Following the publication of the White Paper on the environment, the new plans provide significant extra resources for environmental research and in support of environmental bodies such as the National Rivers Authority and the Countryside Commission. There is extra provision also for the Government's programme of action on rooflessness.

Throughout the past decade, we have sustained a high level of capital spending in the public sector. In total, it will approach £30 billion in the current year. Leaving aside defence, our new plans include an extra £1½ billion a year for investment by central Government and nationalised industries. There is also extra support for local authorities' capital spending on schools, housing and local transport.

Taking capital and current together, real growth in total public spending over the three survey years will be less than 2 per cent. a year—well within the trend growth of the economy. As I have said, this is a tight settlement and it means that the ratio of public spending to national income should remain stable at its present level for the next two years. Thereafter, as activity strengthens and inflation remains in check, the downward trend will be resumed.

I now turn to national insurance contributions. As usual, the review this autumn has taken account of advice from the Government Actuary on the income and expenditure of the national insurance fund, and of the statement on benefits that was made by my right hon. Friend the Secretary of State for Social Security on 24 October.

The lower earnings limit at which contributions begin will go up next April to £52 a week, in line with the single person's basic pension, while the upper earnings limit will rise to £390 a week. The upper limits for the reduced employers' rates will also be increased.

In addition to those changes, there will be reductions in the contribution rates paid by employers. As my right hon. Friend explained in the House on 24 October, the restructuring of statutory sick pay will add modestly to employers' costs from next April. It is right that the Exchequer should share these costs. Therefore, the main employers' contribution rate will fall next April from 10·45 per cent. to 10·4 per cent. and each of the lower rates will be cut by 0·4 per cent. This relief through contributions will limit the impact of the statutory sick pay adjustments on employers of lower-paid workers in particular. The necessary legislation will be laid before the House. The contribution rates paid by employees and the class 4 rates paid by the self-employed will remain unchanged.

I am publishing today the economic forecast required by the Industry Act 1975, the first since we became members of the exchange rate mechanism. I must emphasise at the outset that the Gulf crisis and its effect on world oil markets make the future unusually difficult to predict. The United Kingdom, along with other countries, has already seen some of the adverse impact on consumer price inflation. The oil price rise is likely also to contribute to the general slowdown in the world economy that was already under way before the Gulf crisis.

For the Industry Act forecast I am following the practice of international institutions such as the International Monetary Fund and assuming some fall in oil prices from recent levels to around $25 a barrel by the end of 1991. But I must reiterate that the situation in the oil market remains very volatile.

Despite these uncertainties, however, it is now clear that the tight United Kingdom policy stance of the past two years is bringing about an easing of domestic inflationary pressures. This will make possible both a sharp fall in retail prices index inflation next year and a strengthening of output.

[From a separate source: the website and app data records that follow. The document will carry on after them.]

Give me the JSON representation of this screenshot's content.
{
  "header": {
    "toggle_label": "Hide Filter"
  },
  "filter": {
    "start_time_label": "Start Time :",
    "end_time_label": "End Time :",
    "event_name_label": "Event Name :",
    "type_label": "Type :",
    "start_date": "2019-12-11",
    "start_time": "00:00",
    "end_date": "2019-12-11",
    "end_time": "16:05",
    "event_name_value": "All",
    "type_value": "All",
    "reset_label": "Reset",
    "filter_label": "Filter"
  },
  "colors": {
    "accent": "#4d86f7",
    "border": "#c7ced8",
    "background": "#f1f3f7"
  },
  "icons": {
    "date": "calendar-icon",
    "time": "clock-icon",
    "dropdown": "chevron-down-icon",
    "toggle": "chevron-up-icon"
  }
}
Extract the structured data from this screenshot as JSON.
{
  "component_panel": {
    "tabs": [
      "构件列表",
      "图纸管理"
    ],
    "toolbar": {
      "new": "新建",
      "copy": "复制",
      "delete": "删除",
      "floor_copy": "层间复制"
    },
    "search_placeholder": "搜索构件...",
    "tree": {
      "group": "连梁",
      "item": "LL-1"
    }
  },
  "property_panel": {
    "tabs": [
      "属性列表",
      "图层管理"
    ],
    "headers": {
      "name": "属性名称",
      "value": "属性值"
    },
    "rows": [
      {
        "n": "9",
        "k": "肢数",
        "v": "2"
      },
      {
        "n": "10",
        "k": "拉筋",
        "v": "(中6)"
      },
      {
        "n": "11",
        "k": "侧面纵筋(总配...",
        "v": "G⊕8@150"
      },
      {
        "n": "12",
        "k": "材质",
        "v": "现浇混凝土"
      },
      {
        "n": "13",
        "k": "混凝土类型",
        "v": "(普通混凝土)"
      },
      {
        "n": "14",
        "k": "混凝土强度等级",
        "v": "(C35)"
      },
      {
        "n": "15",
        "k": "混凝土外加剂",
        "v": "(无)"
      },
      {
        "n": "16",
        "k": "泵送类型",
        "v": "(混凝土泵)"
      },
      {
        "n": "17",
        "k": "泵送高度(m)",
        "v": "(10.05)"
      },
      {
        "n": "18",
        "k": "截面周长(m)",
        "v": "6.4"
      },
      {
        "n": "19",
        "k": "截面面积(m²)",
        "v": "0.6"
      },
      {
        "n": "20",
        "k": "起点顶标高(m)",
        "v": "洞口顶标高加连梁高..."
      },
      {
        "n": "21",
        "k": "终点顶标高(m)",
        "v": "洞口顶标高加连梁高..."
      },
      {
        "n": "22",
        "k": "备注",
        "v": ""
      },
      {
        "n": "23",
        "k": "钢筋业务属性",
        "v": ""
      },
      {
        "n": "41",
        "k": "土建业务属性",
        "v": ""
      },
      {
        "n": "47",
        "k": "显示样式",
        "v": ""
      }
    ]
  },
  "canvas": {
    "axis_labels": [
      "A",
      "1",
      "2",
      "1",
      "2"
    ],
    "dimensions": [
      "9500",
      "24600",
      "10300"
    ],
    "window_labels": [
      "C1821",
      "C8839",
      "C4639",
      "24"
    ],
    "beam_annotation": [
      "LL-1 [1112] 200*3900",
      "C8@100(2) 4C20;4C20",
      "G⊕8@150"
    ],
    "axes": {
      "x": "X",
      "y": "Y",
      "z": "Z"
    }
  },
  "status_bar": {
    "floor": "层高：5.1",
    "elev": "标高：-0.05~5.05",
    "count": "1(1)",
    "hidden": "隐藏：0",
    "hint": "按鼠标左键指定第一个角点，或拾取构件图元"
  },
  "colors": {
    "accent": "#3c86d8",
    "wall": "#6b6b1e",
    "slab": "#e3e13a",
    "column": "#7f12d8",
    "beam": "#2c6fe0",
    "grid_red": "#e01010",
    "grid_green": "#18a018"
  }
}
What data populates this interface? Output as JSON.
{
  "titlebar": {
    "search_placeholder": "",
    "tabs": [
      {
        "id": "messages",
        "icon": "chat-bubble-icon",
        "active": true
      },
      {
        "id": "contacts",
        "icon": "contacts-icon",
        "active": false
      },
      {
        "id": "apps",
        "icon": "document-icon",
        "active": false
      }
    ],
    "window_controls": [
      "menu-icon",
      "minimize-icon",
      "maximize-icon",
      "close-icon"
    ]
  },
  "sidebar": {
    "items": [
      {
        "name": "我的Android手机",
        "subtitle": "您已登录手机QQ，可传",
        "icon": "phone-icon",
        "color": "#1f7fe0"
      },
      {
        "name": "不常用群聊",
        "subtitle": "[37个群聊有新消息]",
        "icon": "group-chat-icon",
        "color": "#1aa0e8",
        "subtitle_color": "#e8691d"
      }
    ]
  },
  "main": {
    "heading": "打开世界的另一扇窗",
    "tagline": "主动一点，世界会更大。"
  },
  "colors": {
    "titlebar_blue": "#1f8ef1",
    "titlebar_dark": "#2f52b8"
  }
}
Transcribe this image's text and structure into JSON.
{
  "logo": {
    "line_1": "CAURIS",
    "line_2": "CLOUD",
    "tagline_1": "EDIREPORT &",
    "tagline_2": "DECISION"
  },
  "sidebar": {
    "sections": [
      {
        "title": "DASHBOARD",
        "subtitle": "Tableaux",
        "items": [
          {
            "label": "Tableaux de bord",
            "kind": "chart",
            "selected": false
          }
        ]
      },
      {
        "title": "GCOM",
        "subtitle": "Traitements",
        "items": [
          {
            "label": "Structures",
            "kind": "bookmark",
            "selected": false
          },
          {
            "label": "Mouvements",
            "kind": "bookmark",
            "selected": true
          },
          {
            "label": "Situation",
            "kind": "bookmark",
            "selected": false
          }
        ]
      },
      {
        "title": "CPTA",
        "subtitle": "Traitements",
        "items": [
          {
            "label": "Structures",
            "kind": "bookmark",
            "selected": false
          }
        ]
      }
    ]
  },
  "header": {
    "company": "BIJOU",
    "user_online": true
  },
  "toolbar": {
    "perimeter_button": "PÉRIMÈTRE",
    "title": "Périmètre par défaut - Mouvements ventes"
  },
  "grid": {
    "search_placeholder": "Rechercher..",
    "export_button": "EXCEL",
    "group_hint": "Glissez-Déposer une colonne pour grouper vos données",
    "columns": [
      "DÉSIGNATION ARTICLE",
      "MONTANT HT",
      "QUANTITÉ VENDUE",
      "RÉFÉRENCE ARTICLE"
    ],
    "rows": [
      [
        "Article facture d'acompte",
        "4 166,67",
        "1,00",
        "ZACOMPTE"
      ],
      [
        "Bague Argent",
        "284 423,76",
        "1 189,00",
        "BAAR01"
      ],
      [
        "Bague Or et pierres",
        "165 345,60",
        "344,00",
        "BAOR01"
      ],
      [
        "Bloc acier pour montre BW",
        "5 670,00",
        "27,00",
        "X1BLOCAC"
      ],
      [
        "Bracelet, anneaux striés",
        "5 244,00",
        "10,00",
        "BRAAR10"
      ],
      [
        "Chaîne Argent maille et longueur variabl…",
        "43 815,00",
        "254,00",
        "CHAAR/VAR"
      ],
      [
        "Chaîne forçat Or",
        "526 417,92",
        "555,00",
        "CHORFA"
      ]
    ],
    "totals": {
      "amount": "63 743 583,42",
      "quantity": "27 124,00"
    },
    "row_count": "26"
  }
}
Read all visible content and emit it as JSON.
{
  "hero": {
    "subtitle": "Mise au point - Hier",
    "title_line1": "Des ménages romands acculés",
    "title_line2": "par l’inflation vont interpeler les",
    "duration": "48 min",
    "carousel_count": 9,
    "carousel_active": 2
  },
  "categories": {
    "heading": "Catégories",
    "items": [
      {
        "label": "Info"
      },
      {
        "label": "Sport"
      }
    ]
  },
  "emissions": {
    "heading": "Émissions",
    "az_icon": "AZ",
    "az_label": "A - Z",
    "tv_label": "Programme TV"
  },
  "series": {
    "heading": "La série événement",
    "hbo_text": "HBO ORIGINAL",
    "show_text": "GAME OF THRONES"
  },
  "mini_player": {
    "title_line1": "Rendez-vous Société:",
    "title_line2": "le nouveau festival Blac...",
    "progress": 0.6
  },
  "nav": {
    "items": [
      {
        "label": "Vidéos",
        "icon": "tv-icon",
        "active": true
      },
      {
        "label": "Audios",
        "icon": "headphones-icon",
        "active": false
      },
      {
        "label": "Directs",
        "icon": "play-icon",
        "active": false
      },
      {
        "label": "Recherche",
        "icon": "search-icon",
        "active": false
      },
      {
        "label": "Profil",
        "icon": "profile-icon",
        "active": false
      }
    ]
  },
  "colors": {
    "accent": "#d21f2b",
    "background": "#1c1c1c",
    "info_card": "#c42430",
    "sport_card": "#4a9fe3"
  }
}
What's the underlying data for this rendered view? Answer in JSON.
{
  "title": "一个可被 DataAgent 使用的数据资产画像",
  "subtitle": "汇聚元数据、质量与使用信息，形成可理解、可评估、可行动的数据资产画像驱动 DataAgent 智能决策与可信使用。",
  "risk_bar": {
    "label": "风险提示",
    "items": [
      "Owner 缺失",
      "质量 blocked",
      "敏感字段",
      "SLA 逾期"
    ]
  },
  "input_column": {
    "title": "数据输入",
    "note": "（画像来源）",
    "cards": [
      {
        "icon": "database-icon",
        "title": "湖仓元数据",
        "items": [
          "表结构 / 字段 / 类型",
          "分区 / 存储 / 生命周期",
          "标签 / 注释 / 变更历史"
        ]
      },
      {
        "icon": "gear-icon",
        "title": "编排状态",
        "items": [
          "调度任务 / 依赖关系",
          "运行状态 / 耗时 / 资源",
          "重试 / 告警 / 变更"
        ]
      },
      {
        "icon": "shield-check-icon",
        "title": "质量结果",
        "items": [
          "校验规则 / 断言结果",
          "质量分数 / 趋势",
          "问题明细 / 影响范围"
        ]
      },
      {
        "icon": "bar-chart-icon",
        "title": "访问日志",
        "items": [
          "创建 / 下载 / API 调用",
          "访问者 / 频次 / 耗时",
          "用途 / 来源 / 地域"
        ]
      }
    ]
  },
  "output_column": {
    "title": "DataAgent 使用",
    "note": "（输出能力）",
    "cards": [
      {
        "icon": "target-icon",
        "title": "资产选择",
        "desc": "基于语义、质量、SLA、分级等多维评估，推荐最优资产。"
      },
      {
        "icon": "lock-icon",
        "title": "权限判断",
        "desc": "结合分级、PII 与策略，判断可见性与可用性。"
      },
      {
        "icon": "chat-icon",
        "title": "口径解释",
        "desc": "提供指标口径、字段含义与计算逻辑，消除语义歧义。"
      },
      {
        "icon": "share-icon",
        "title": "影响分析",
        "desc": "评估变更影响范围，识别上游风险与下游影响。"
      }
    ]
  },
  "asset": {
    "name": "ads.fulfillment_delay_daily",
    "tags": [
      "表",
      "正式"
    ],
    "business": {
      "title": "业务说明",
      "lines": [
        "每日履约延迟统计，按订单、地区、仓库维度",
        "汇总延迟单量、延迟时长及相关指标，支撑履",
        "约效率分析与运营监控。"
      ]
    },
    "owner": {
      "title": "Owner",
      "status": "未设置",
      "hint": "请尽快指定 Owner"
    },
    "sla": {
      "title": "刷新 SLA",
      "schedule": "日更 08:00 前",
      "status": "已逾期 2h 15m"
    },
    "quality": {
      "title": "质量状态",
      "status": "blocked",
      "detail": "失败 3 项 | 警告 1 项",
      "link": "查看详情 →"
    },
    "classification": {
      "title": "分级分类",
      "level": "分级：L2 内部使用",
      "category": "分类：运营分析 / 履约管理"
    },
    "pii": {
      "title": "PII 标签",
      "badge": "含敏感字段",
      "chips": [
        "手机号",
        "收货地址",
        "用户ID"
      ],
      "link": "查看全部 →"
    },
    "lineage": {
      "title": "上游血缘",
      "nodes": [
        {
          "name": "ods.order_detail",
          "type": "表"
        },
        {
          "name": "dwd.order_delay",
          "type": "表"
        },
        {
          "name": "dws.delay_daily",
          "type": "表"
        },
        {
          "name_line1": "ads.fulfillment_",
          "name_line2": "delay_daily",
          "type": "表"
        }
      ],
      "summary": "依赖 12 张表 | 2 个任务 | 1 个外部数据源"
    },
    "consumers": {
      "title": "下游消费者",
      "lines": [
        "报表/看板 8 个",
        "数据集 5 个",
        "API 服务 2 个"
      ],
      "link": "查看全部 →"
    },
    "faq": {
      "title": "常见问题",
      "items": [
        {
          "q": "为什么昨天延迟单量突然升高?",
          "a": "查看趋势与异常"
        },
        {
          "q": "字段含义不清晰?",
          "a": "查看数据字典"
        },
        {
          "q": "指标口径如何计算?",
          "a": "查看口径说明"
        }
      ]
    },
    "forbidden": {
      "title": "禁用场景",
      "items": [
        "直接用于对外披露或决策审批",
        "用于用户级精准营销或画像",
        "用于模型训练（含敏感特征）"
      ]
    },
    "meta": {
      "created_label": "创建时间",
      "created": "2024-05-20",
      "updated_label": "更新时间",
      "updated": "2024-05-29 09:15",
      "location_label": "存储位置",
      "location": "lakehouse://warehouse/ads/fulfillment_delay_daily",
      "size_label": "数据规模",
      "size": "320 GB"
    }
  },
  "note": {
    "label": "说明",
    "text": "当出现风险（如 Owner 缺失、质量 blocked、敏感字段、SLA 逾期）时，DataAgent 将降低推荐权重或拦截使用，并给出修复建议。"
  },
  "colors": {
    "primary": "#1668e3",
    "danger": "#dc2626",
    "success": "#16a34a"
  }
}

So far this year, the public sector debt repayment has been running below both last year's outturn and our expectations at Budget time. Local authority borrowing was particularly high earlier this year as some authorities experienced delays in collecting non-domestic rates and the community charge. Public corporations' finances have been adversely affected by the slowdown in economic activity and central Government spending has also been higher. Nevertheless, despite this, I still expect a significant debt repayment in the year as a whole of £3 billion. This amounts to ½ per cent. of GDP and represents a strong fiscal stance at this stage of the economic cycle.